◆ PROBLEM DETAILS ◆
For the data that follows, state how many lines hold the string "Result", giving the number by itself.
[GIVEN DATA — start]
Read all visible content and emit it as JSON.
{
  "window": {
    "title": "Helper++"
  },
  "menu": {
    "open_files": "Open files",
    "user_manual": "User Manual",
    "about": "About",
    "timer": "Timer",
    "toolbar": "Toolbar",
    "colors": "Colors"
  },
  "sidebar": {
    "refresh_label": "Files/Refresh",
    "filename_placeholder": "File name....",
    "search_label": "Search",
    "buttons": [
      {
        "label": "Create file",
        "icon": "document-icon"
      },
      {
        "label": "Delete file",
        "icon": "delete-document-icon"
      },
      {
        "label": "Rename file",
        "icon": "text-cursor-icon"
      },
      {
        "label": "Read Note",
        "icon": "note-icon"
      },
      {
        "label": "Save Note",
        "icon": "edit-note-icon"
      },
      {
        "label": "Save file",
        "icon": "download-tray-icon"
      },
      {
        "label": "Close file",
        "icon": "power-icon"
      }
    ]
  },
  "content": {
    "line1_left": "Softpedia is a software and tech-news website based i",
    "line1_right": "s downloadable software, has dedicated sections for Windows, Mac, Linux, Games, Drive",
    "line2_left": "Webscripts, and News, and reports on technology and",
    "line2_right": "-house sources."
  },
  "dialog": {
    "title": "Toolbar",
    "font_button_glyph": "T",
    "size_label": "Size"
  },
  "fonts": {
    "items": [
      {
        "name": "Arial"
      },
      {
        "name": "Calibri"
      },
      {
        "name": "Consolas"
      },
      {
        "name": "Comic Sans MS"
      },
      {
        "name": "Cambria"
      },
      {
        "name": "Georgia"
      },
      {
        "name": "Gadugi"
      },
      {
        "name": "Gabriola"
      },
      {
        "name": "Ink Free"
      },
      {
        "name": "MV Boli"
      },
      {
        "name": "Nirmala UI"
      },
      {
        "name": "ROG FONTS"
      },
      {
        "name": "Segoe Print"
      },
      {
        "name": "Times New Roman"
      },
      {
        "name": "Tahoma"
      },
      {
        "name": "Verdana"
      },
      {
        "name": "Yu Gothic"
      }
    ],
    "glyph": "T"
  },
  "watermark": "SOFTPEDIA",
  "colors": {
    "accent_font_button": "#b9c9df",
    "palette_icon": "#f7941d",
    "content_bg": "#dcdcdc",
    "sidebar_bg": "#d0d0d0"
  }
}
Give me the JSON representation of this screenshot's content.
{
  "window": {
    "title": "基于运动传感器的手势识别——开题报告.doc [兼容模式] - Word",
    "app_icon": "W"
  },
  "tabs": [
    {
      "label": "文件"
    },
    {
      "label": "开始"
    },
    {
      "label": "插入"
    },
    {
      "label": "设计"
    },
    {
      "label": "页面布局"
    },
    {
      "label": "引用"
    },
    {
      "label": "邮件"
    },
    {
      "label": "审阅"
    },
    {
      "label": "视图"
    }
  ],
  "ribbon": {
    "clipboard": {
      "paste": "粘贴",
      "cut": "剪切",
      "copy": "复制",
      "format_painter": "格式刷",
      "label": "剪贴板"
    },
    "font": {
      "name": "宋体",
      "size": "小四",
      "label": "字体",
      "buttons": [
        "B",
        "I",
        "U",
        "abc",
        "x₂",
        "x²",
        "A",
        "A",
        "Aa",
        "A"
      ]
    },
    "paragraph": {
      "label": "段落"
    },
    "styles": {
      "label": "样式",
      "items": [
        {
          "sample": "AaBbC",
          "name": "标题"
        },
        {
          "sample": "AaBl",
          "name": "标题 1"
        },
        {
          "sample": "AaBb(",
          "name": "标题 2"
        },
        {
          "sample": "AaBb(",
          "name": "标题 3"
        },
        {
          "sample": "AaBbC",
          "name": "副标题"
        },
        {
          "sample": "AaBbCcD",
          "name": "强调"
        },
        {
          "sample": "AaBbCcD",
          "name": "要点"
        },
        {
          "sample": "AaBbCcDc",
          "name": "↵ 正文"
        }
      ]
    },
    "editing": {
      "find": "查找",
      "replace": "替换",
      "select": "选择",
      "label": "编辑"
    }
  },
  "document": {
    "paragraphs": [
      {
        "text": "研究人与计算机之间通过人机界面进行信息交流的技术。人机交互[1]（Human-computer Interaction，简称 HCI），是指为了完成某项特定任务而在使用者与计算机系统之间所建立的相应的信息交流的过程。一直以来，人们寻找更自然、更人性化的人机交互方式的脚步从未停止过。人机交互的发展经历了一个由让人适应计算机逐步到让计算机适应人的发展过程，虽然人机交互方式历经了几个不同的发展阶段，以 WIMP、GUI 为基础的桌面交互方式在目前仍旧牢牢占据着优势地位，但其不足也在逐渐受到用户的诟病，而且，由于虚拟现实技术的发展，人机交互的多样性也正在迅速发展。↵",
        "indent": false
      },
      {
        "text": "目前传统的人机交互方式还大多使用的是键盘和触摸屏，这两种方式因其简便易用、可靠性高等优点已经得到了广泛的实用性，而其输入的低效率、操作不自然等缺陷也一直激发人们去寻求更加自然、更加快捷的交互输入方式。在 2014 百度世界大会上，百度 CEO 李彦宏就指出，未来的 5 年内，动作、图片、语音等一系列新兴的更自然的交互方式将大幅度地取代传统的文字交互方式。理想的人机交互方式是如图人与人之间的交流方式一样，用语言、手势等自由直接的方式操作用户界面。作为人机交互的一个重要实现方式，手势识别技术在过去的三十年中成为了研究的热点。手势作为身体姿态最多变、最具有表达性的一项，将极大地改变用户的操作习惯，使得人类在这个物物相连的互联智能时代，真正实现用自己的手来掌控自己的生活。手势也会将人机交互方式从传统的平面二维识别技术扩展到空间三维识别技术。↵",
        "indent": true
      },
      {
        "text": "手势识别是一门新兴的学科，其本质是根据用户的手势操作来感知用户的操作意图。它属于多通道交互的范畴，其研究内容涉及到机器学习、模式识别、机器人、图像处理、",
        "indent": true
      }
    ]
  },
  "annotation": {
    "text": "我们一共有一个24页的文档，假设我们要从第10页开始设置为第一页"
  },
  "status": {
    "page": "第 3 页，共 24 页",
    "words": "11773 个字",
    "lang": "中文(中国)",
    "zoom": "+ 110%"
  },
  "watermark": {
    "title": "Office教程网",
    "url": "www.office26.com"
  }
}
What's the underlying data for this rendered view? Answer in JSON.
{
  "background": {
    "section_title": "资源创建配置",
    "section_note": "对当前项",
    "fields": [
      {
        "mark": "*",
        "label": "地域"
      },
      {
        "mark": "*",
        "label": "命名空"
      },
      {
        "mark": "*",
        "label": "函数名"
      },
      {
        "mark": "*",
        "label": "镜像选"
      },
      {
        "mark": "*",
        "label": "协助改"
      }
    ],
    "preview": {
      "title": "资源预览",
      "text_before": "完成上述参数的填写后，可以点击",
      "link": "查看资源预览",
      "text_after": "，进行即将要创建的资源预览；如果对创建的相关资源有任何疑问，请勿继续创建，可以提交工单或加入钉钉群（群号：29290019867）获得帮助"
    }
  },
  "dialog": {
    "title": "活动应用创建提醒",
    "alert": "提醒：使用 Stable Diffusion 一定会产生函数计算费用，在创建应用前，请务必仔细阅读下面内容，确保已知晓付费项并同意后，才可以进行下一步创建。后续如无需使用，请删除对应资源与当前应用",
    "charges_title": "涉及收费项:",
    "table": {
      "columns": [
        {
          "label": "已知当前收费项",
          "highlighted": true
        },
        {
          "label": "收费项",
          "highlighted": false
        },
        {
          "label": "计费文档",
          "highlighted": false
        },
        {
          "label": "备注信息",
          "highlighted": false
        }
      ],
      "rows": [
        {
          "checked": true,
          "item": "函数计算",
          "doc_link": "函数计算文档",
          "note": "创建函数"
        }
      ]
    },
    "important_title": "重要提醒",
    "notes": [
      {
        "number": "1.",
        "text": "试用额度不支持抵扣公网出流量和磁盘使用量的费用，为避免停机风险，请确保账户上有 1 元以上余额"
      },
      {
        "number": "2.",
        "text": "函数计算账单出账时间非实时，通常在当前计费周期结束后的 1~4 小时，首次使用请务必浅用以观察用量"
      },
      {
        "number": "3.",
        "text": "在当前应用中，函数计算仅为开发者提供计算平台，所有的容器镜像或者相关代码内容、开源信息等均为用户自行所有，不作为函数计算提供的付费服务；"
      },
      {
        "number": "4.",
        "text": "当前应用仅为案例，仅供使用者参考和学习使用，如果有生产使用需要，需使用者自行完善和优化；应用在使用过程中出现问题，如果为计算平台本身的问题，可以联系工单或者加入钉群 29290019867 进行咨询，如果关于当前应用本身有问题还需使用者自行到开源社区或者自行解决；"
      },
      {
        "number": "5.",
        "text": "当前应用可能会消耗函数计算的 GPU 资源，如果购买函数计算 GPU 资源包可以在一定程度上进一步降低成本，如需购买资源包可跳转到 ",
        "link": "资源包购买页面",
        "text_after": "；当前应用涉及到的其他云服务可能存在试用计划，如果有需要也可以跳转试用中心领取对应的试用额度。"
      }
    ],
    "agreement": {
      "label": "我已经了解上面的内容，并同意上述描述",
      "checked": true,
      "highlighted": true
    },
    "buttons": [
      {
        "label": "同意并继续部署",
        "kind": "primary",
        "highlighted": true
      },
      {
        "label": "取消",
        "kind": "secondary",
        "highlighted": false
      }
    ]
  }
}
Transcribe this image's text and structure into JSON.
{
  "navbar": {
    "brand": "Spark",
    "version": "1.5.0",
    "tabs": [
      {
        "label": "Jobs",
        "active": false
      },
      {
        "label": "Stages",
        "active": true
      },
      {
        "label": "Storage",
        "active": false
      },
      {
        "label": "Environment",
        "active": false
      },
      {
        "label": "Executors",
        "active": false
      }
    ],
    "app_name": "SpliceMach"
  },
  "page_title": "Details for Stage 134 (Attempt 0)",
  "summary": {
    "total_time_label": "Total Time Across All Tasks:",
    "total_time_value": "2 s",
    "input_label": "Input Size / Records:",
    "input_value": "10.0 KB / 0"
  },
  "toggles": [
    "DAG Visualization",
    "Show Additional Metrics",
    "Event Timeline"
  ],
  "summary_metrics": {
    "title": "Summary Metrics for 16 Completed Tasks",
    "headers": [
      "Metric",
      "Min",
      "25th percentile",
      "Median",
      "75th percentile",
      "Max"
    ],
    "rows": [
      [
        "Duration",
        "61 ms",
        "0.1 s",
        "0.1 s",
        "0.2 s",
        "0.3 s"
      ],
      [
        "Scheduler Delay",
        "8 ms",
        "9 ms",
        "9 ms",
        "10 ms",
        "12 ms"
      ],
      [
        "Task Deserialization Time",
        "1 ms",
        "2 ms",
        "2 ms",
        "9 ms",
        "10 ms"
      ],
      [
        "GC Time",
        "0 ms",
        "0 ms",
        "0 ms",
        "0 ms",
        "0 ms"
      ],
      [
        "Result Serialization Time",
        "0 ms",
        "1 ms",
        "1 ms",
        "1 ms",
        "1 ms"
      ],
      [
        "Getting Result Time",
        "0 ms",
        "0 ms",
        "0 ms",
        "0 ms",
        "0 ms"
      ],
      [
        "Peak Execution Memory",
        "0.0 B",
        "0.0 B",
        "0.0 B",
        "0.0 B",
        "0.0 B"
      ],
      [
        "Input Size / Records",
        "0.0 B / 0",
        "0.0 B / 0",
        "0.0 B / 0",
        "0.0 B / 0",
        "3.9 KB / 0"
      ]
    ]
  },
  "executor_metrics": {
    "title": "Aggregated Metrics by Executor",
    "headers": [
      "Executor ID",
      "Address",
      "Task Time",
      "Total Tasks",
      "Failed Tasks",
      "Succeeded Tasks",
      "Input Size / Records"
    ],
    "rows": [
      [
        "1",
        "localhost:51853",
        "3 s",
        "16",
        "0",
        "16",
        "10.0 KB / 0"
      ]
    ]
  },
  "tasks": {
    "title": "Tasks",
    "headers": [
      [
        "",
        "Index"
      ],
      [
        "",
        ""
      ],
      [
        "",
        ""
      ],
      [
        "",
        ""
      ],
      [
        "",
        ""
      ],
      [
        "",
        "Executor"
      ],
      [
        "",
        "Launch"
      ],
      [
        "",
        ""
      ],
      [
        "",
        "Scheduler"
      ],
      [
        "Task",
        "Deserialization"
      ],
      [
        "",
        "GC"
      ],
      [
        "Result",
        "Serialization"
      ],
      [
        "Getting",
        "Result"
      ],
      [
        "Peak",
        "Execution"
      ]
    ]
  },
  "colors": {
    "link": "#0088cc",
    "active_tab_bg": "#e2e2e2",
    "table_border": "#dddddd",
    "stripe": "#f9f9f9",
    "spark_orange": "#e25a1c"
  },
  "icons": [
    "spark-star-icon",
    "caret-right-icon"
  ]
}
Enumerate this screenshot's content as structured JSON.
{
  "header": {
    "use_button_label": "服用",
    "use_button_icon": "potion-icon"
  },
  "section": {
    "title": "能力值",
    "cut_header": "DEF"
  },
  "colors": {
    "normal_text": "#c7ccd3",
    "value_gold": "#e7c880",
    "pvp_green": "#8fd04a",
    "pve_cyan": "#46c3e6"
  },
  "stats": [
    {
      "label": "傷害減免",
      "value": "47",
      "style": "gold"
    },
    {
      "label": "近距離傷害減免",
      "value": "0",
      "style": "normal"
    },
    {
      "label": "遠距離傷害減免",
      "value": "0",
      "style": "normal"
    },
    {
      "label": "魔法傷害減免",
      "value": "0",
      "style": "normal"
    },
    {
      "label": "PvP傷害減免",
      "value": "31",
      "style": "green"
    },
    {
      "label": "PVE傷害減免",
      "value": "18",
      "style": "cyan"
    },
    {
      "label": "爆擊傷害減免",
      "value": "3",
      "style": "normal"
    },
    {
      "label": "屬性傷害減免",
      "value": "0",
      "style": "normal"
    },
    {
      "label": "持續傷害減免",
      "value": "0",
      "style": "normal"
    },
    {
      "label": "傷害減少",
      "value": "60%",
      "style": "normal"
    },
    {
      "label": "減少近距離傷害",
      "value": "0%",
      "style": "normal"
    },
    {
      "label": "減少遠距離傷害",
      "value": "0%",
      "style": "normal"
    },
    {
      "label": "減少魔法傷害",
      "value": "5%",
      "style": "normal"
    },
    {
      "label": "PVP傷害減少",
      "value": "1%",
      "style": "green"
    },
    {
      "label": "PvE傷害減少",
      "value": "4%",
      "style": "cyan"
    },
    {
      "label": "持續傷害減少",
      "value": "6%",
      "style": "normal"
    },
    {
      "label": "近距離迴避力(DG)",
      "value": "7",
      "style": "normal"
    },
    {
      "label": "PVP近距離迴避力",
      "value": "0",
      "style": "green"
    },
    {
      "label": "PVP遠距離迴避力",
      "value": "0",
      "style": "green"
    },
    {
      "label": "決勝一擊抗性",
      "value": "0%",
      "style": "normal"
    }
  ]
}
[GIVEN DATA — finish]
◆ RESPONSE ◆
4